Modern tech is making 9 in 10 car thefts easier
Alarming new figures show that more than 9 in 10 stolen and recovered vehicles in 2022 had been taken without the car keys present.
Criminals are using the tech on modern cars to their advantage, gaining access by hacking keyless car fobs and vehicle circuit boards.
Admiral Car Insurance is now warning owners that modern tech should not be relied on for car security as thieves turn their attention to electronically compromising vehicles.
The car insurer says traditional analogue barriers are now the best way to help prevent being a victim of modern tech car theft.
"Criminals are very sophisticated when it comes to electronically compromising cars, as shown by the 25% rise in vehicle theft that occurred last year," says Clive Wain, head of police Liaison for Tracker, a security partner to Admiral.
"Thieves exploiting technological vulnerabilities is a huge problem facing car owners, with theft as a result of a relay attack or CAN bus hacking sadly all too common today."
The most frequent high-tech method of car theft sees two criminals working together using an electronic signal relay to intercept a key fob signal.
A newer method is the hacking of a vehicle’s CAN bus or circuit board to disable the locks and alarm. Both methods can see thieves steal cars and drive off in seconds.
Ironically, it is now analogue barriers that are the best deterrent to high-tech car crime.
Wain has four top tips to deter criminals from hacking into cars:
Anything that makes a car harder and more time-consuming to remove helps. A locked garage, concrete driveway post and steering lock are all recommended.
Thatcham-accredited tracking device
A Thatcham-accredited tracking device makes it easier to locate vehicles, and is therefore a deterrent for thieves supplying so-called chop-shops. Tracker also uses VHF technology, in addition to GPS and GSM systems, which overcomes the problem of signal jamming.
Layer up security
Parking in a well-lit area, engaging security systems on your vehicle, hiding items of value and then using physical barriers such as steering wheel locks are all ways of reinforcing vehicle security.
Use certified relay protection
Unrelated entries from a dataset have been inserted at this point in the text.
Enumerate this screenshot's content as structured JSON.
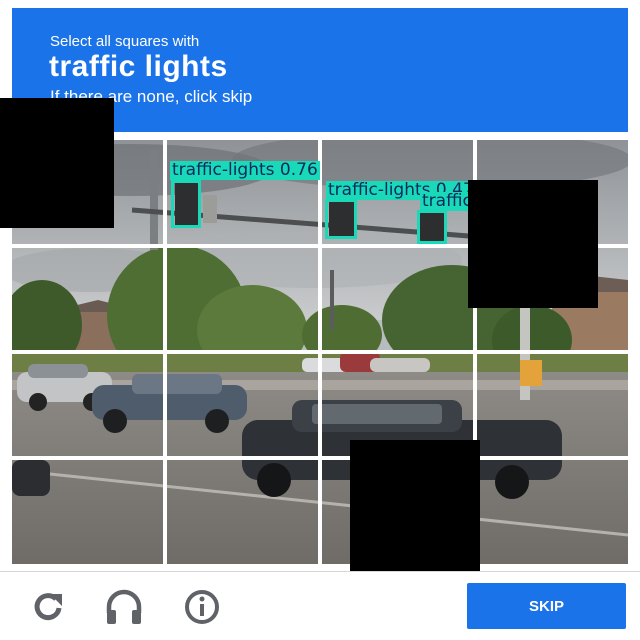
{
  "header": {
    "intro": "Select all squares with",
    "target": "traffic lights",
    "hint": "If there are none, click skip"
  },
  "grid": {
    "rows": 4,
    "cols": 4
  },
  "detections": [
    {
      "label": "traffic-lights 0.76"
    },
    {
      "label": "traffic-lights 0.47"
    },
    {
      "label": "traffic-lights 0.88"
    }
  ],
  "footer": {
    "reload_icon": "reload-icon",
    "audio_icon": "headphones-icon",
    "info_icon": "info-icon",
    "skip_label": "SKIP"
  },
  "colors": {
    "brand_blue": "#1a73e8",
    "detection_box": "#19d9b8",
    "icon_gray": "#5f6368"
  }
}
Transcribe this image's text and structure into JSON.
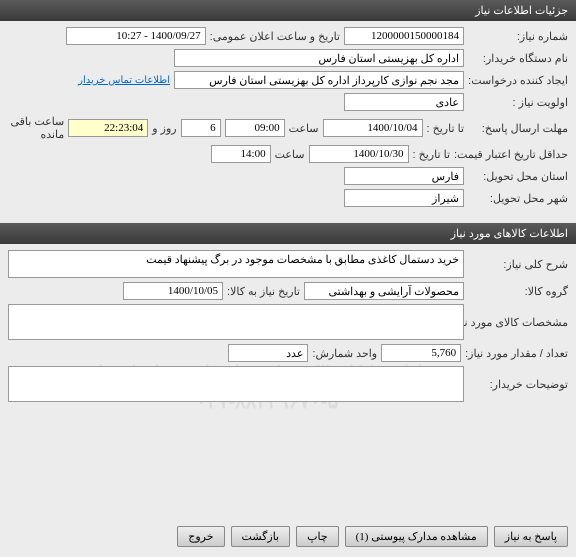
{
  "header": {
    "title": "جزئیات اطلاعات نیاز"
  },
  "form": {
    "req_no_lbl": "شماره نیاز:",
    "req_no": "1200000150000184",
    "ann_date_lbl": "تاریخ و ساعت اعلان عمومی:",
    "ann_date": "1400/09/27 - 10:27",
    "org_lbl": "نام دستگاه خریدار:",
    "org": "اداره کل بهزیستی استان فارس",
    "creator_lbl": "ایجاد کننده درخواست:",
    "creator": "مجد نجم نوازی کارپرداز اداره کل بهزیستی استان فارس",
    "contact_link": "اطلاعات تماس خریدار",
    "priority_lbl": "اولویت نیاز :",
    "priority": "عادی",
    "deadline_lbl": "مهلت ارسال پاسخ:",
    "to_date_lbl": "تا تاریخ :",
    "deadline_date": "1400/10/04",
    "time_lbl": "ساعت",
    "deadline_time": "09:00",
    "days": "6",
    "days_lbl": "روز و",
    "remain_time": "22:23:04",
    "remain_lbl": "ساعت باقی مانده",
    "min_valid_lbl": "حداقل تاریخ اعتبار قیمت:",
    "min_valid_date": "1400/10/30",
    "min_valid_time": "14:00",
    "province_lbl": "استان محل تحویل:",
    "province": "فارس",
    "city_lbl": "شهر محل تحویل:",
    "city": "شیراز"
  },
  "goods_header": "اطلاعات کالاهای مورد نیاز",
  "goods": {
    "desc_lbl": "شرح کلی نیاز:",
    "desc": "خرید دستمال کاغذی مطابق با مشخصات موجود در برگ پیشنهاد قیمت",
    "grp_lbl": "گروه کالا:",
    "grp": "محصولات آرایشی و بهداشتی",
    "need_date_lbl": "تاریخ نیاز به کالا:",
    "need_date": "1400/10/05",
    "spec_lbl": "مشخصات کالای مورد نیاز:",
    "spec": "",
    "qty_lbl": "تعداد / مقدار مورد نیاز:",
    "qty": "5,760",
    "unit_lbl": "واحد شمارش:",
    "unit": "عدد",
    "notes_lbl": "توضیحات خریدار:",
    "notes": ""
  },
  "buttons": {
    "reply": "پاسخ به نیاز",
    "attachments": "مشاهده مدارک پیوستی (1)",
    "print": "چاپ",
    "back": "بازگشت",
    "exit": "خروج"
  },
  "watermark": {
    "line1": "سامانه تدارکات الکترونیکی دولت پارس نماد داده ها",
    "line2": "۰۲۱-۸۸۳۴۹۶۷۰-۵"
  }
}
Use a Faraday pouch to block any electromagnetic signals transmitted by an electronic car key – but make sure it is a genuine, certified Faraday pouch. There are fake Faradays being sold online, which won’t offer any protection at all.